Just thinking back to yesterday's post about more high end stores opening up in Toronto to cater to the top 20% whilst ignoring the purchasing power of the lower 80%, I can see this bias where the city planners are concerned.  They must be thinking that since nobody in Toronto has ever seen a problem where the elite are the only people being catered to in the downtown core, this must be a very good thing for all because just look at all the money!

I'm no economist, but I know a huge mistake when I see one.  When there's no department stores that cater to 80% of the population, you have to wonder if they're trying to turn the entire downtown core into Yorkville.  Just imagine it; an entire city core clogged up with poodles and posers. 

The problem is caused at the moment by debt.  There's just too much of it that the economy is trying to win over what expendable income there is by going cheap or expensive.  Cheap means the wages are low too, which drives more debt.  Expensive means you're limiting your market to the top 20% of the country's wage earners.

So why is debt such a problem?

Debt pulls more demand from the future.
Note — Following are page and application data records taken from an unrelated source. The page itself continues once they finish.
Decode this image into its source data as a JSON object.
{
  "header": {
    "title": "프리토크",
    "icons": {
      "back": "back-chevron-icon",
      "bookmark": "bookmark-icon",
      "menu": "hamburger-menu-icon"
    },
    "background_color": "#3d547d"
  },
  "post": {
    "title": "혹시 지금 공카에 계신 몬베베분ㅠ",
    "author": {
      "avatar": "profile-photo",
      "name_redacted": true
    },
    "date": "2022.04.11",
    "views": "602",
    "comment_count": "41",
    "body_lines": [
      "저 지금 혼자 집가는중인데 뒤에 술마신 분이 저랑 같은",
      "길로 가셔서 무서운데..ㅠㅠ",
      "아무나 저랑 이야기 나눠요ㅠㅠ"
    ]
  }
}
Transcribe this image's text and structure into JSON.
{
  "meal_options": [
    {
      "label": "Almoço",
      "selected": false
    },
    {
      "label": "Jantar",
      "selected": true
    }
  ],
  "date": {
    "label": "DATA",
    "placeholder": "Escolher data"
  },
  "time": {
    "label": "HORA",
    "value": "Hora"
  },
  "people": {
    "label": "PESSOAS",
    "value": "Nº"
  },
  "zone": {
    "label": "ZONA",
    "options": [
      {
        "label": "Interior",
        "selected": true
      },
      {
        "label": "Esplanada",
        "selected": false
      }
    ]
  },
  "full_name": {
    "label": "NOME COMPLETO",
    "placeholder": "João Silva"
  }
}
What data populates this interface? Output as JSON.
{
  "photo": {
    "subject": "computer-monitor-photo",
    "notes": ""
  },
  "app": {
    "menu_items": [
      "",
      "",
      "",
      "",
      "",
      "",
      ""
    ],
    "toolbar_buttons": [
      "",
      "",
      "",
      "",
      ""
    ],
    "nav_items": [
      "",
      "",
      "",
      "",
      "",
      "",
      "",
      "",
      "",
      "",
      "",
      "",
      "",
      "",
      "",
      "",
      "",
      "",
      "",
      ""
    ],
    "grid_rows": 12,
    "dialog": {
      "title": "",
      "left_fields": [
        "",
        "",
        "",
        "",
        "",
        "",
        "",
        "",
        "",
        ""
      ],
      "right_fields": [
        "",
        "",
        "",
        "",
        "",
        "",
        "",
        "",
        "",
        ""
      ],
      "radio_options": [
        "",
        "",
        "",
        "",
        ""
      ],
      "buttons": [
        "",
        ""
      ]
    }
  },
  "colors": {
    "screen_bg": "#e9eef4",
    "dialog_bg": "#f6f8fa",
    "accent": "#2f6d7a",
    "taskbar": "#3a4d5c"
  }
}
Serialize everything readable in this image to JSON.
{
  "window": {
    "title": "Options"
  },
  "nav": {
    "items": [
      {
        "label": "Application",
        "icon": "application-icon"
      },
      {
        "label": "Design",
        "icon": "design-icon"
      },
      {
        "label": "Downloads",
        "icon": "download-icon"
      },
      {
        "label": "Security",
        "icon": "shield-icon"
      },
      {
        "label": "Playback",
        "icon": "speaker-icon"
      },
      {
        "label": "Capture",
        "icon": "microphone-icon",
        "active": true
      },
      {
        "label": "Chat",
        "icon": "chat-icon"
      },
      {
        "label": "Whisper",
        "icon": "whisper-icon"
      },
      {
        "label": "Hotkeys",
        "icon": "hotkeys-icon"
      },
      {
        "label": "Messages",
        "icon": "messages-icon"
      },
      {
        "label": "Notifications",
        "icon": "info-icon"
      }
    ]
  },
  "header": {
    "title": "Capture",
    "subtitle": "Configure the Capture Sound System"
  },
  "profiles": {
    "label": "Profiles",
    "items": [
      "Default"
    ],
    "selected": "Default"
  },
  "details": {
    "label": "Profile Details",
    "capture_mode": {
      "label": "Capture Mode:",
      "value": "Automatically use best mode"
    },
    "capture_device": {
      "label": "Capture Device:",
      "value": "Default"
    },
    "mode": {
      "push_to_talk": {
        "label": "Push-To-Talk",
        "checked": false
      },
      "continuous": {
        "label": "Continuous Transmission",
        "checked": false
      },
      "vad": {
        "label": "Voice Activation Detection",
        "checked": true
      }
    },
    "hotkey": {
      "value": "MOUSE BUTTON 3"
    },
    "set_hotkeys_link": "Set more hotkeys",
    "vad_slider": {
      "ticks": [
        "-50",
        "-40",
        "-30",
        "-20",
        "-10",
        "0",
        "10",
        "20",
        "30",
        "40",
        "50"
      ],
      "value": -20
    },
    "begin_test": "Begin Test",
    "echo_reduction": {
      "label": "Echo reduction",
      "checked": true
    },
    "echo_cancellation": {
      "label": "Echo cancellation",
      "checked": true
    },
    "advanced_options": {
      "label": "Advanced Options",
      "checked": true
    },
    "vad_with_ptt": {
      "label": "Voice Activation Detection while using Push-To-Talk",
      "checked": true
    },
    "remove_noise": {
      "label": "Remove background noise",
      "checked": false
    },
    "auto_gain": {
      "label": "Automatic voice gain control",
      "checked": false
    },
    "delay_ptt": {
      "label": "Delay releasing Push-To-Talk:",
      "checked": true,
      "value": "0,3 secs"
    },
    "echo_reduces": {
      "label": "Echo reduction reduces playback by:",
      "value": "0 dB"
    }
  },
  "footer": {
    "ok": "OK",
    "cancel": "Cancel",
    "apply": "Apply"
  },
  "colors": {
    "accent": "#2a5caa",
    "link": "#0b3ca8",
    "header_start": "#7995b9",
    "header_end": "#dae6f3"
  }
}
Unless you forgive debts or pay them off, they will strangle the economy.  Someone, somewhere, has to take the hit.  Eventually all that debt leads to negative growth some time in the future.  

Bondholders get whacked 

- or -
Debtors get whacked

- or -
A combination thereof happens.

When Bondholders get whacked, look for pension funds and states to go broke.
When Debtors get whacked, look for asset liquidations.

If you understand that, then it's not much of a mental leap to understand what's happening around us.  It's a disaster just waiting to happen.

If you understand Normalcy Bias, too, then it's not much of a mental leap to understand what's happening around us where the media and ministers are concerned.  It's just another disaster just waiting to happen.

You have to question though, what they're doing to prepare against this gumming up of the retail sector?  The way the current economy is designed means that much more will happen than just a bunch of shops going under. 

Monday, February 3, 2014

Squeezing The Middle

This morning I read a NY Times article that claimed that the retail space was collapsing in the middle, leaving only premium or bargain-basement retailers.

The same thing is happening in Canada, and especially in Toronto.  Some people don't like to admit it, but there's a huge squeeze on any business who generates revenue from the middle class.

Just look at HBC or Sears; they're being replaced on the high street because people are betting they can get more money per sq/ft selling to the top 20% of earners, rather than the bottom 80%. So, we are getting Saks where HBC was and Nordstrom where Sears was.

Looking at the USA where Walmart is warning that cutting back on food stamps will hurt the corporate bottom line at the same time as it's staff is also often reliant on government assistance, you have to question what is going on?

It's long been an adage that the rich are getting richer whilst the poor get poorer, but you have to ask who in charge here is fixing this?

It's becoming increasingly obvious where the ripple effects are coming from and going to, but nobody is going to those sources.  For instance, are Toronto city planners happy that a second area is about to vie for the wealth of the top 20% whilst ignoring the purchasing power of the majority?

If allowed to continue, these ripples will continue to divide and flow into further auxiliary businesses.  That's going to force them to also go cheap or go expensive.  This forces the division in wages to get larger and thus the cycle will propagate.

It's not looking good for Toronto.  As I mentioned earlier, you have to question what is going on...  There's only two options:

1) Nobody is in control here, so we have a bad situation for the majority.
2) Someone is in control here, and this is apparently what they've decided is right.